The Effect of Soil Types on the Design and Choice of Foundations
Construction and building highly depend on the type and quality of soil beneath them to be put. If the soil under various buildings moves to either side, then the building is in danger of developing cracks, be weak and even fall. Therefore, there is a need for developers of any building to study and have enough information about the soil conditions at a site ought to be used so that they can design an appropriate structure. In most cases, the soil conditions are believed to be a certain category and footings. In designing the structures, foundations are developed with a safety margin to account for various soil conditions within the sensible limits. However many soils in different sites are a combination of various categories meaning that soil profile of a site can change from one side to another and down into the soil.
Engineers have the obligation of carrying out soil investigations to determine which type of foundation to set up at a given site. The major investigations carried out are subsurface and surface investigations.
The investigations involve examination of subsoil conditions by soil engineers. Most commonly, the number and location of borings are dependent on the type of structure and the conditions of the site. Under uniform and normal soil conditions, borings are usually spaced 100-150` apart. However in situations where soil conditions are not uniform, and soil footings are spaced closely, the borings should be spaced 50` apart to ensure safety. To enhance reliability, the borings must reach the firm strata and extend 20 feet more into the bearable soil. The borings usually provide crucial information involving type, depth, moisture content, and ground water level of a particular site.
These investigations are carried out with the intent of to determine the presence; of high water table, trouble and soils, rocks close to the surface, fills, and evidence of subsidence. Once the surface investigations have been carried out, buildings that are close to each other require existing and earth foundations, presence of water is an indication of a high water table thereby requiring waterproofing types of foundation, and a level terrain is an indication of an easy site to work with among others. With the recommendations of surface investigation, it is explicit that the foundation of buildings highly depends on the soil condition and more particularly the types of soils.
The soil mechanics engineers developed a simple system for aiding engineers in determining the properties of any given soils. The unified system is usually based on the identification of soil by analyzing their plasticity and textural characteristics and further grouping them by their respective behaviors. Soils tend to exist in mixtures that contain varying proportions of a variety of sizes of particles whereby each of them highly contribute to the entire mixture.
According to soil mechanics engineers, there are three groups of soils namely; coarse-grained, fine-grained and highly organic.
Coarse grained soils are soils that contain relatively large particles. They are composed of sands or gravels that are constituted of a variety of particles. They are further divided into, sands, gravelly soils, and sandy soils. A coarse-grained group of soils contain a good bearing value making them suitable for the establishment of foundations when well confined and drained.
They are referred to as slits and clays.

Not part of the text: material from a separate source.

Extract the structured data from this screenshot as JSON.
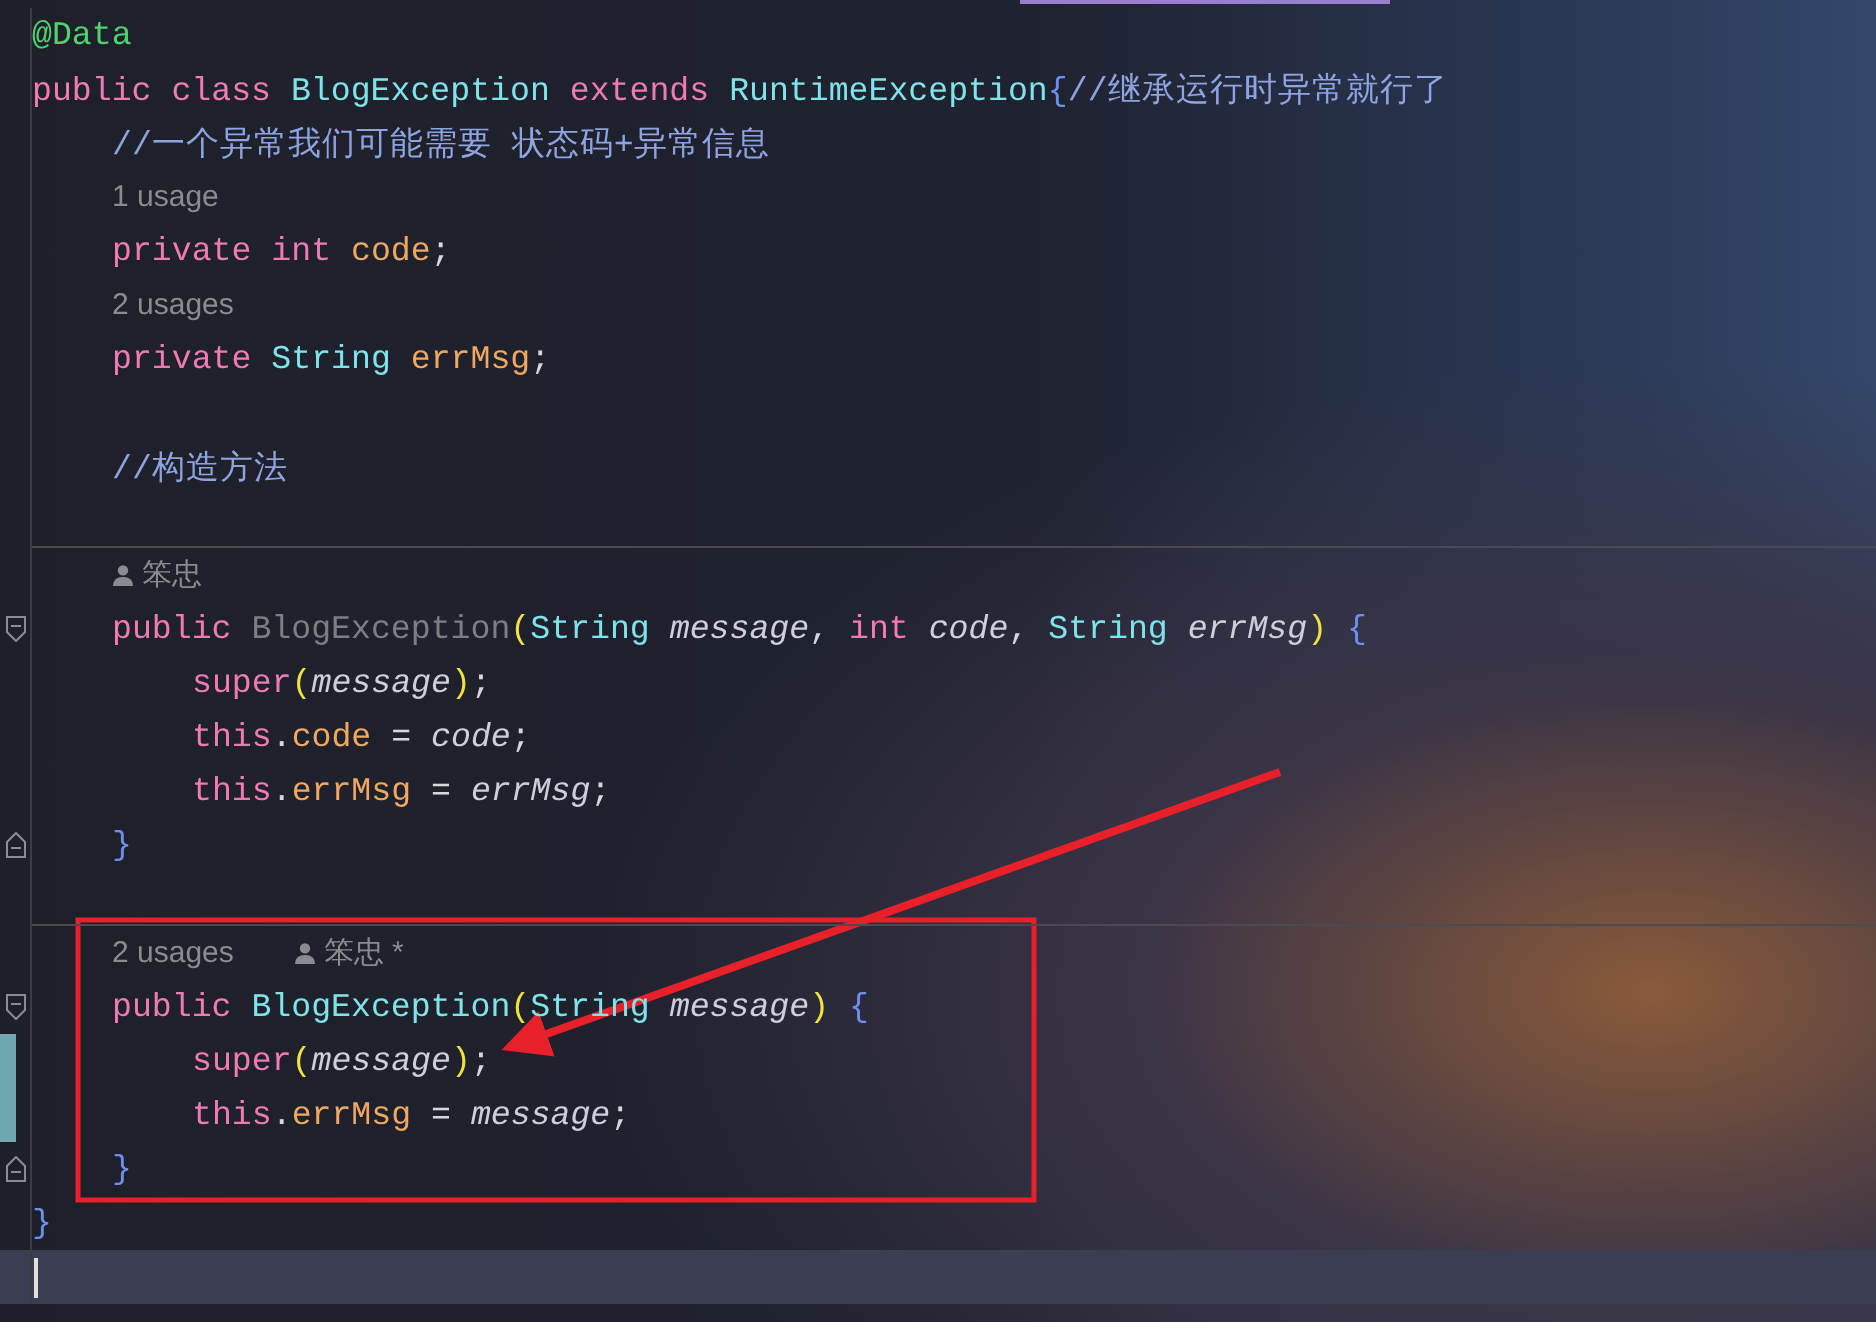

The fine-grained group of soils is dived by their plasticity features (L, H). They are made up of smaller slit and clay particles. Fine-grained soils are suitable for foundations after various compactions.
Highly organic soils are soils that are very compressible thereby being unsuitable for any construction. In most cases, they are made up of grass, leaves and branch particles. Examples of highly organic soils are; humus, peat, and swamp soil. They can be easily identified by their color, odor and texture. Highly organic soils contain a high moisture content.
From the above discussion, it is clear that foundations are determined by the types of soils in a given site. For instance, a simple spreading footing that highly dependent on the magnitude of the weight carried is ideal for most fine-grained soils. In cases where the soils are poor and the structures to be put are relatively heavier, then there is a need for engineers to seek alternative methods. Moreover, pile foundations sometimes can also work in sites with fine cohesive clay and slit soils. There are three types of foundations namely; spread footings, drilled piers, and mat foundations.
They are mostly used light load buildings and in sites with strong, shallow soils. The footings are meant to deliver the building’s load to the soil. Spread footings are ideal for low-rise buildings of about three to four stories.
Drilled piers foundations are suitable for expansive soils and with low and medium building loads. The piers are designed to deliver the load weight to the stronger capacity soil located far below the ground.
They are suitable for low-load buildings on expansive or very weak soils. They are in most cases made of post-tensioned concrete that allows the structures to float on the weak soils.
The soil conditions of any given site are very crucial regarding the type of foundation that should be put in such a place. Therefore, engineers should consider various soil conditions like soil plasticity through various investigations before deciding which foundation to lay on any given site. Putting the right foundation in the right location will increase the safety of people in that surrounding.
“SOIL INVESTIGATION AND FOUNDATION TYPES.” The Constructor. N.p., n.d. Web. 10 Oct. 2015.